Lindahl embraces heritage

Lindahl embraces heritage

Susan Lindahl’s great-grandmother called her “Listens with her eyes.”

Lindahl, chief communications and strategic planning officer, learned much from her great-grandmother, who was part of the Choctaw Nation of Oklahoma.

“My great-grandmother was a listener,” Lindahl said. “She had a medicine wheel. She really believed in Native American healing.”

Lindahl’s mother was born on the reservation in Durant, Okla., before heading to Kansas.

“(Heritage) was very important to my mother,” Lindahl said. “That particular side of the family I’ve always related to.”

Although Lindahl didn’t grow up on the reservation like her mother did, she remains a voting member of the nation.

The Choctaw Nation of Oklahoma, which was founded during the 1830s, is home to more than 250,000 people today.

Since leaving Oklahoma, Lindahl has returned to the reservation several times. Her daughter, Jenifer, is President of the Native American Law Student Association at American University Law School. And her son, Nels, advocates for civic honors and studies administration, including Native American governance.

Both of her children also are enrolled members of the Choctaw Nation and have visited the reservation.

“It is part of their heritage that they honor,” Lindahl said. “I hope that continues.”

Although her children are active in the Choctaw Nation, Lindahl thinks it’s her childhood experiences that keep her involved.

“It’s important to me to know the experiences she had and honor them,” Lindahl said about her great-grandmother.

Lindahl remembers a straw basket her great-grandmother used to carry around. As a child, it represented food and happiness, but as Lindahl grew older, she started to realize that the basket represented much more.

“She didn’t have the choice,” Lindahl said.

Her great-grandmother couldn’t eat in some public restaurants because of her dark skin. She couldn’t take her grandchildren inside for a meal.

Instead, she carried around a straw basket – it wasn’t fancy, it wasn’t expensive.

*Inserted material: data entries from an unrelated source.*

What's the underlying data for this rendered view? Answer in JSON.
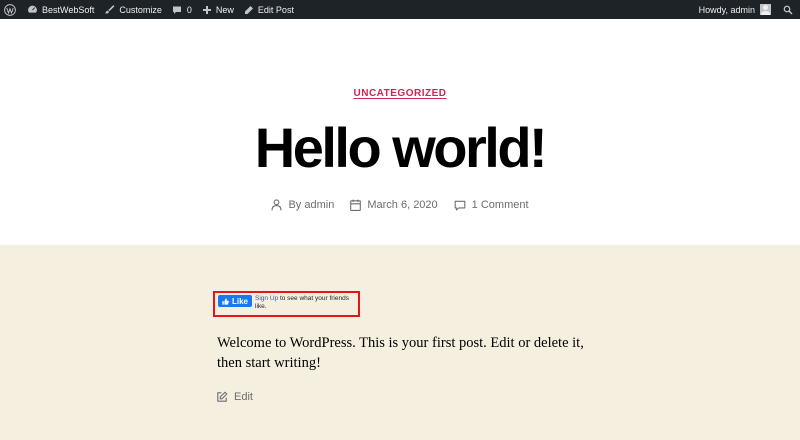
{
  "adminbar": {
    "site_name": "BestWebSoft",
    "customize": "Customize",
    "comments_count": "0",
    "new": "New",
    "edit_post": "Edit Post",
    "howdy": "Howdy, admin",
    "icons": [
      "wordpress-logo-icon",
      "dashboard-icon",
      "brush-icon",
      "comment-icon",
      "plus-icon",
      "pencil-icon",
      "avatar",
      "search-icon"
    ]
  },
  "post": {
    "category": "UNCATEGORIZED",
    "title": "Hello world!",
    "author_prefix": "By",
    "author": "admin",
    "date": "March 6, 2020",
    "comments": "1 Comment",
    "content": "Welcome to WordPress. This is your first post. Edit or delete it, then start writing!",
    "edit": "Edit"
  },
  "facebook": {
    "like_label": "Like",
    "sign_up": "Sign Up",
    "message": " to see what your friends like."
  },
  "colors": {
    "adminbar_bg": "#1d2327",
    "accent": "#cd2653",
    "content_bg": "#f5efe0",
    "fb_blue": "#1877f2",
    "highlight_border": "#e8141b"
  }
}
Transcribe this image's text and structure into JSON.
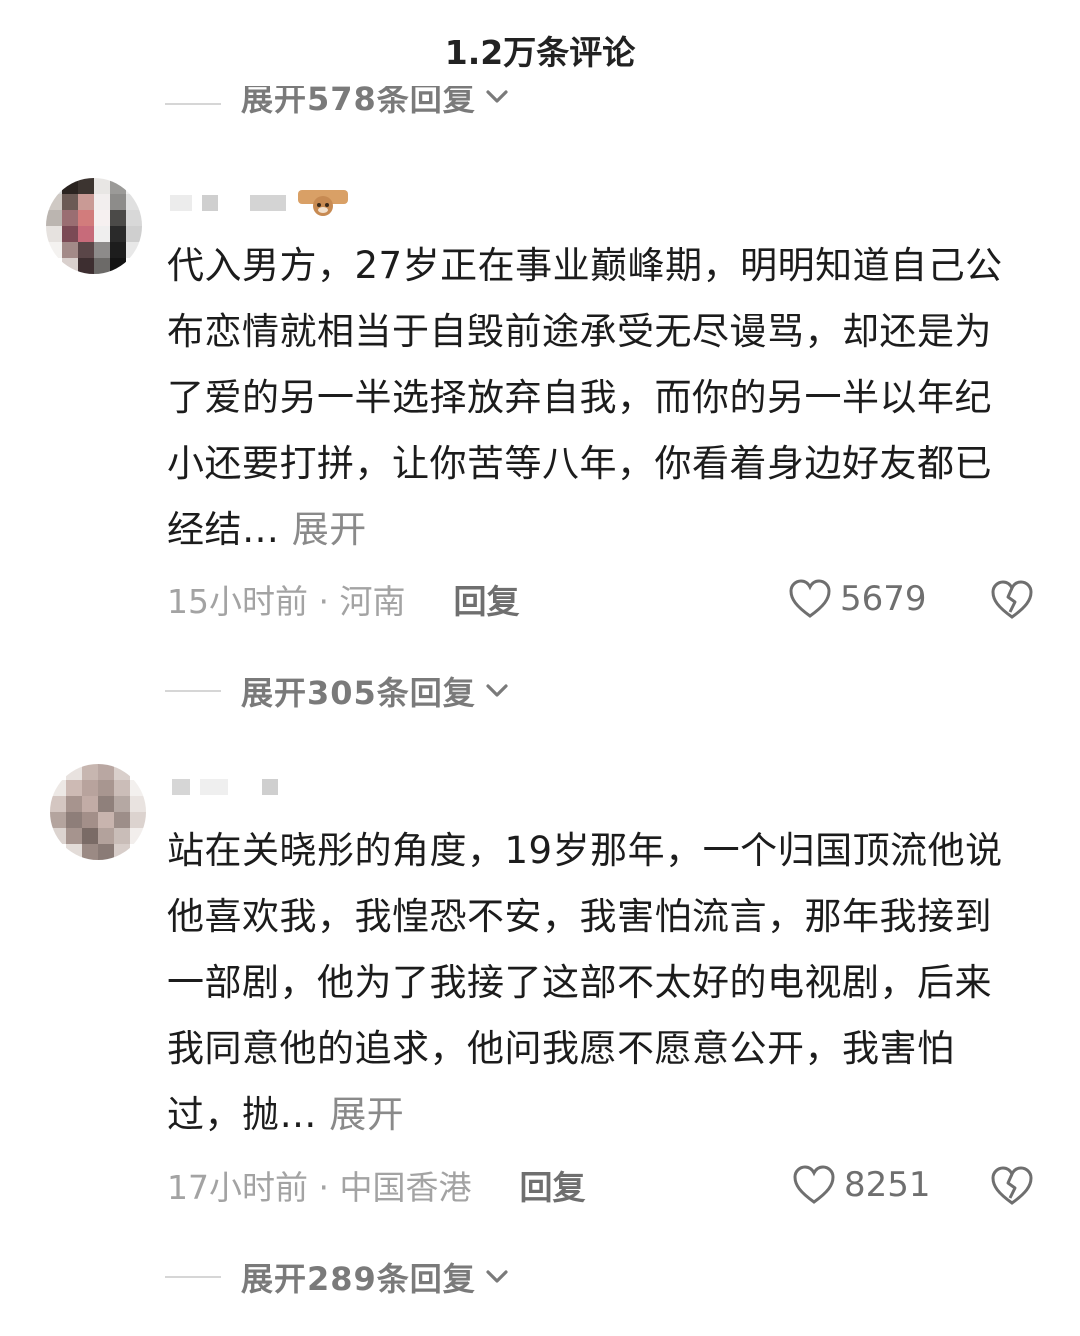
{
  "header": {
    "title": "1.2万条评论"
  },
  "top_expander": {
    "label": "展开578条回复"
  },
  "comments": [
    {
      "text": "代入男方，27岁正在事业巅峰期，明明知道自己公布恋情就相当于自毁前途承受无尽谩骂，却还是为了爱的另一半选择放弃自我，而你的另一半以年纪小还要打拼，让你苦等八年，你看着身边好友都已经结…",
      "more_label": "展开",
      "time_location": "15小时前 · 河南",
      "reply_label": "回复",
      "likes": "5679",
      "replies_expander": "展开305条回复",
      "avatar_colors": [
        "#d8d8d8",
        "#2a2320",
        "#3c3430",
        "#e8e6e4",
        "#9b9a98",
        "#f0f0f0",
        "#cfc9c4",
        "#6b5a55",
        "#c99a95",
        "#f2eeee",
        "#8d8c8a",
        "#e0e0e0",
        "#bbb5b0",
        "#9a6e72",
        "#d27c7c",
        "#f6f0f0",
        "#4b4a48",
        "#d8d8d8",
        "#e6e2df",
        "#7b4a55",
        "#c76b7a",
        "#efeeee",
        "#2a2a2a",
        "#cfcfcf",
        "#f4f2f0",
        "#a38a88",
        "#5a4648",
        "#8d8b8a",
        "#1d1d1d",
        "#e8e8e8",
        "#ffffff",
        "#d9d0cd",
        "#3d2e30",
        "#6c6a68",
        "#141414",
        "#ffffff"
      ]
    },
    {
      "text": "站在关晓彤的角度，19岁那年，一个归国顶流他说他喜欢我，我惶恐不安，我害怕流言，那年我接到一部剧，他为了我接了这部不太好的电视剧，后来我同意他的追求，他问我愿不愿意公开，我害怕过，抛…",
      "more_label": "展开",
      "time_location": "17小时前 · 中国香港",
      "reply_label": "回复",
      "likes": "8251",
      "replies_expander": "展开289条回复",
      "avatar_colors": [
        "#ffffff",
        "#e8e2df",
        "#c7b6b0",
        "#b9a7a2",
        "#d9cfcb",
        "#ffffff",
        "#ede8e5",
        "#cdbab4",
        "#b8a39d",
        "#a89690",
        "#cbbdb8",
        "#f3f0ee",
        "#d4c6c1",
        "#a7948e",
        "#c2aca6",
        "#8f807b",
        "#b5a8a3",
        "#e9e3e0",
        "#b4a49e",
        "#8e7e79",
        "#a38f89",
        "#c8b4ae",
        "#9d8e89",
        "#dcd3cf",
        "#dcd4d0",
        "#a6948e",
        "#7a6b66",
        "#b3a29c",
        "#c9bdb8",
        "#f2eeec",
        "#ffffff",
        "#e3dcd8",
        "#9b8a84",
        "#8a7b76",
        "#d7cdc9",
        "#ffffff"
      ]
    }
  ]
}
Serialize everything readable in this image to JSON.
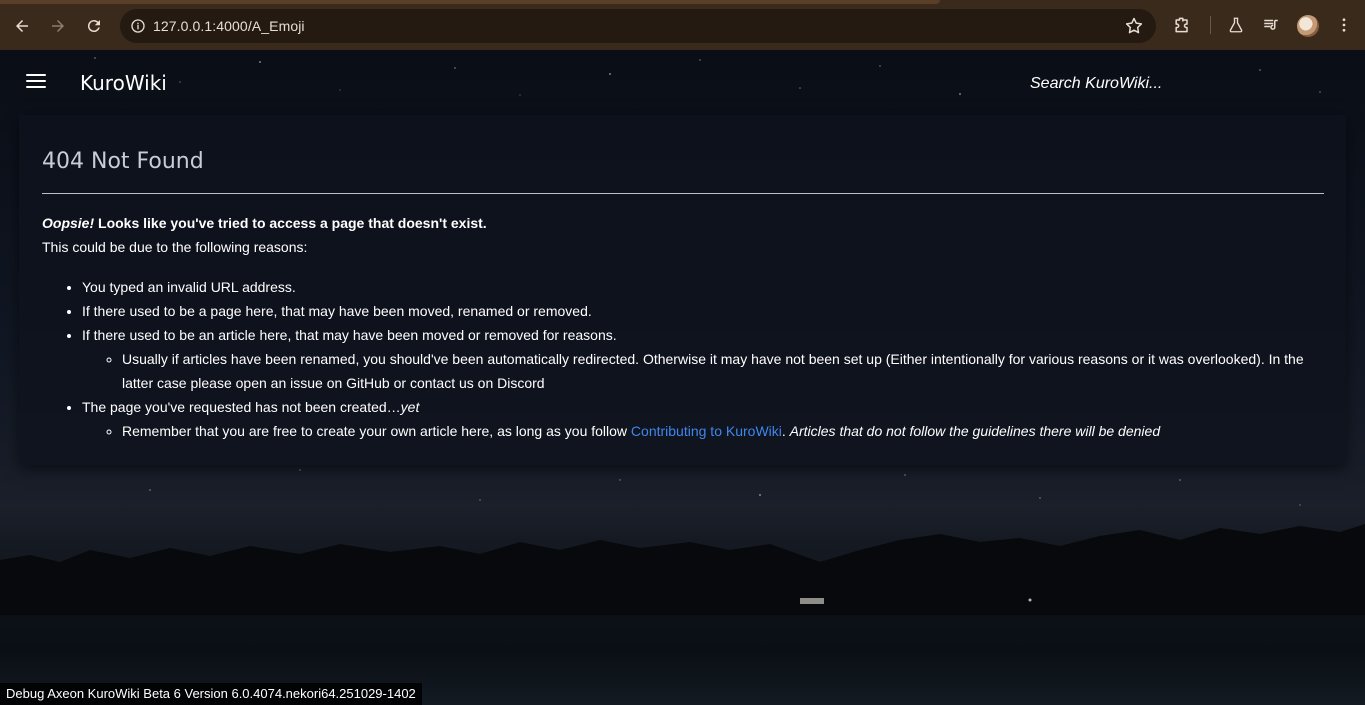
{
  "browser": {
    "url": "127.0.0.1:4000/A_Emoji",
    "colors": {
      "frame": "#3a2a1c",
      "omnibox": "#241a12"
    }
  },
  "site": {
    "brand": "KuroWiki",
    "search_placeholder": "Search KuroWiki..."
  },
  "article": {
    "title": "404 Not Found",
    "lead_em": "Oopsie!",
    "lead_rest": " Looks like you've tried to access a page that doesn't exist.",
    "intro": "This could be due to the following reasons:",
    "reasons": [
      "You typed an invalid URL address.",
      "If there used to be a page here, that may have been moved, renamed or removed.",
      "If there used to be an article here, that may have been moved or removed for reasons.",
      "Usually if articles have been renamed, you should've been automatically redirected. Otherwise it may have not been set up (Either intentionally for various reasons or it was overlooked). In the latter case please open an issue on GitHub or contact us on Discord",
      "The page you've requested has not been created…",
      "yet",
      "Remember that you are free to create your own article here, as long as you follow ",
      "Contributing to KuroWiki",
      ". ",
      "Articles that do not follow the guidelines there will be denied"
    ],
    "link_color": "#3f86ee"
  },
  "footer": {
    "debug": "Debug Axeon KuroWiki Beta 6 Version 6.0.4074.nekori64.251029-1402"
  }
}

It was the simplest of baskets.

“I want to educate people about how important it is to treat people fairly,” Lindahl said.

Despite being so far away from the reservation, Lindahl said it’s easy to stay in contact with her Choctaw family.

“Chief (Gregory) Pyle, communicates on a very regular basis,” she said. “I write to him. He always responds.”